* Given records:
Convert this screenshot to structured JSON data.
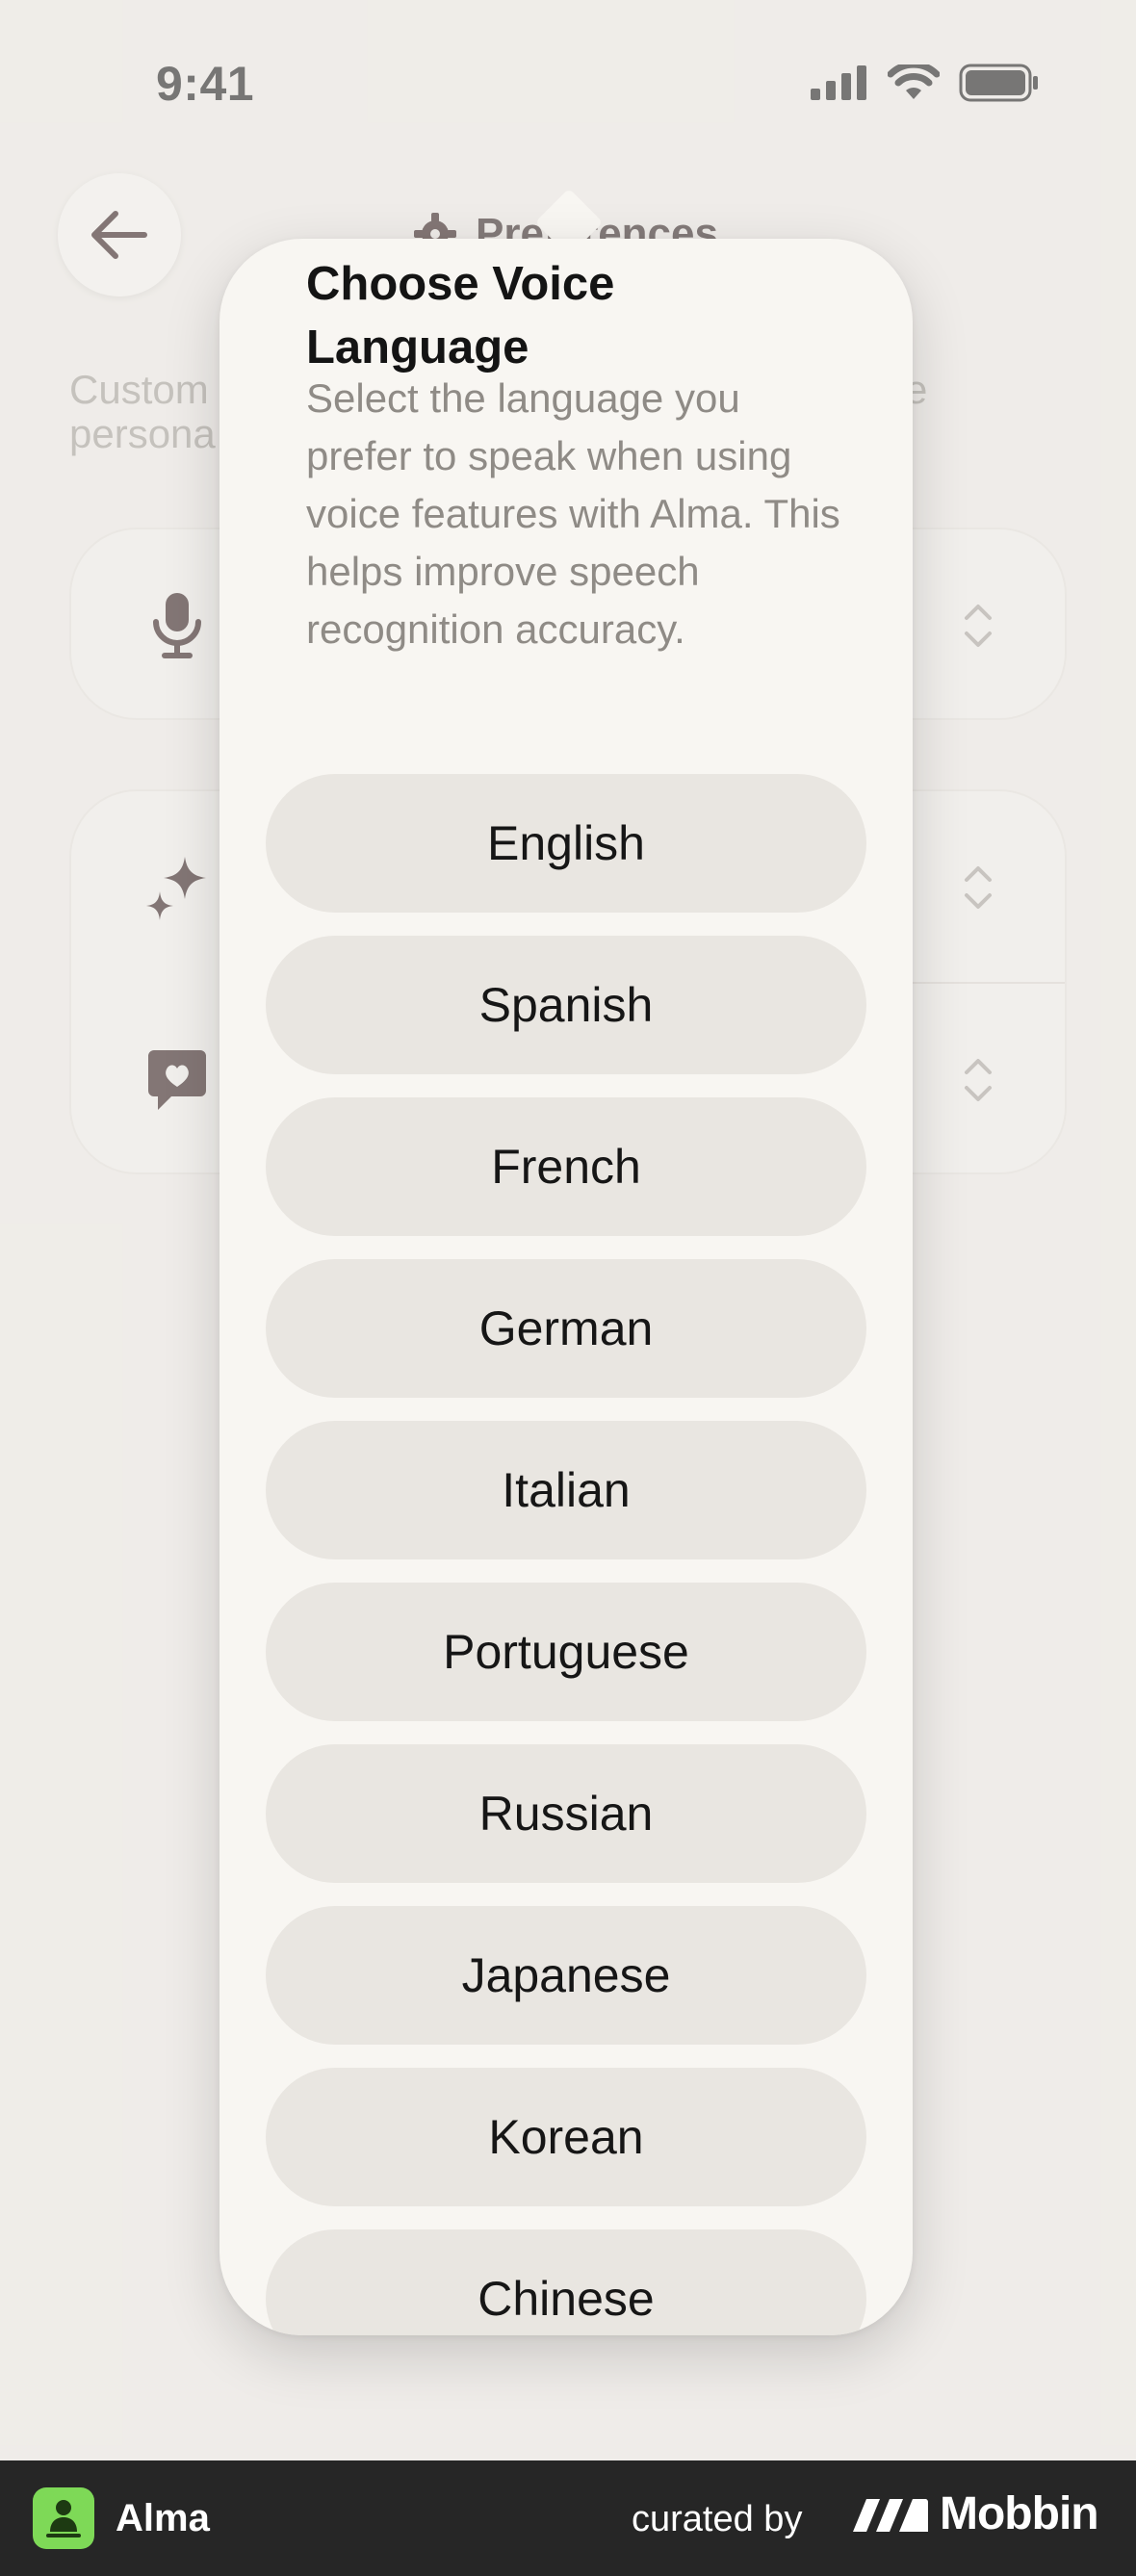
{
  "status_bar": {
    "time": "9:41"
  },
  "header": {
    "title": "Preferences"
  },
  "background": {
    "subtitle_visible_left": "Custom",
    "subtitle_visible_left_line2": "persona",
    "subtitle_visible_right": "e"
  },
  "popover": {
    "title": "Choose Voice Language",
    "description": "Select the language you prefer to speak when using voice features with Alma. This helps improve speech recognition accuracy.",
    "languages": [
      "English",
      "Spanish",
      "French",
      "German",
      "Italian",
      "Portuguese",
      "Russian",
      "Japanese",
      "Korean",
      "Chinese"
    ]
  },
  "bottom_bar": {
    "app_name": "Alma",
    "curated_by": "curated by",
    "brand": "Mobbin"
  },
  "colors": {
    "background": "#efece7",
    "popover": "#f8f6f2",
    "option": "#e9e6e1",
    "icon_dark": "#2a1515",
    "alma_green": "#7ed957",
    "bottom_bar": "#262626"
  }
}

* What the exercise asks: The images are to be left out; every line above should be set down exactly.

* Solution to this task:
Convert this screenshot to structured JSON data.
{
  "status_bar": {
    "time": "9:41"
  },
  "header": {
    "title": "Preferences"
  },
  "background": {
    "subtitle_visible_left": "Custom",
    "subtitle_visible_left_line2": "persona",
    "subtitle_visible_right": "e"
  },
  "popover": {
    "title": "Choose Voice Language",
    "description": "Select the language you prefer to speak when using voice features with Alma. This helps improve speech recognition accuracy.",
    "languages": [
      "English",
      "Spanish",
      "French",
      "German",
      "Italian",
      "Portuguese",
      "Russian",
      "Japanese",
      "Korean",
      "Chinese"
    ]
  },
  "bottom_bar": {
    "app_name": "Alma",
    "curated_by": "curated by",
    "brand": "Mobbin"
  },
  "colors": {
    "background": "#efece7",
    "popover": "#f8f6f2",
    "option": "#e9e6e1",
    "icon_dark": "#2a1515",
    "alma_green": "#7ed957",
    "bottom_bar": "#262626"
  }
}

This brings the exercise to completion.